For much of the nation's history, there was little time or means for people to vacation. By the late 19th and early 20th centuries, however, residents of crowded cities began seeking places to relax, swim, and sunbathe. The sun-drenched beaches of barrier islands on the East Coast provided these recreational opportunities, and soon recreation became a common activity on coastal barriers.
Fenwick Island, the site of Ocean City, Maryland, was developed specifically to be such a vacation destination. Today, recreation remains the most important socioeconomic activity at Ocean City. The town hosts hundreds of thousands of visitors each year who come for the sunbathing and swimming opportunities, and the entire beachfront contains accommodations for tourists.

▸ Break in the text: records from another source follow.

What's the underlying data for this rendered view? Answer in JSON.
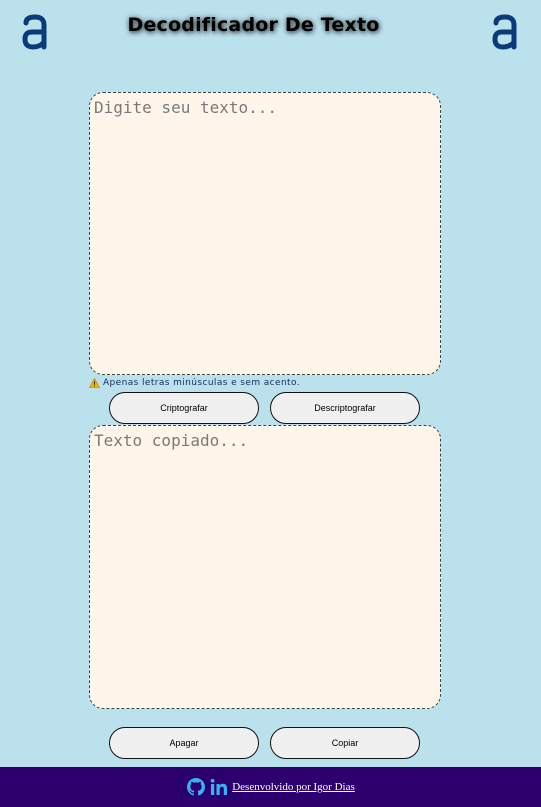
{
  "header": {
    "title": "Decodificador De Texto",
    "logo_icon": "alura-logo-icon"
  },
  "input": {
    "placeholder": "Digite seu texto..."
  },
  "warning": {
    "icon": "warning-icon",
    "text": "Apenas letras minúsculas e sem acento."
  },
  "actions": {
    "encrypt_label": "Criptografar",
    "decrypt_label": "Descriptografar",
    "clear_label": "Apagar",
    "copy_label": "Copiar"
  },
  "output": {
    "placeholder": "Texto copiado..."
  },
  "footer": {
    "credit": "Desenvolvido por Igor Dias",
    "icons": [
      "github-icon",
      "linkedin-icon"
    ]
  },
  "colors": {
    "background": "#bae1ec",
    "textarea_bg": "#fff5ea",
    "logo": "#0a3a78",
    "footer_bg": "#2b006e",
    "footer_icons": "#3ab0f0"
  }
}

Recreation is the lifeblood of many areas along the Atlantic coast and elsewhere. It has resulted in many changes to the landscape and efforts to maintain beaches.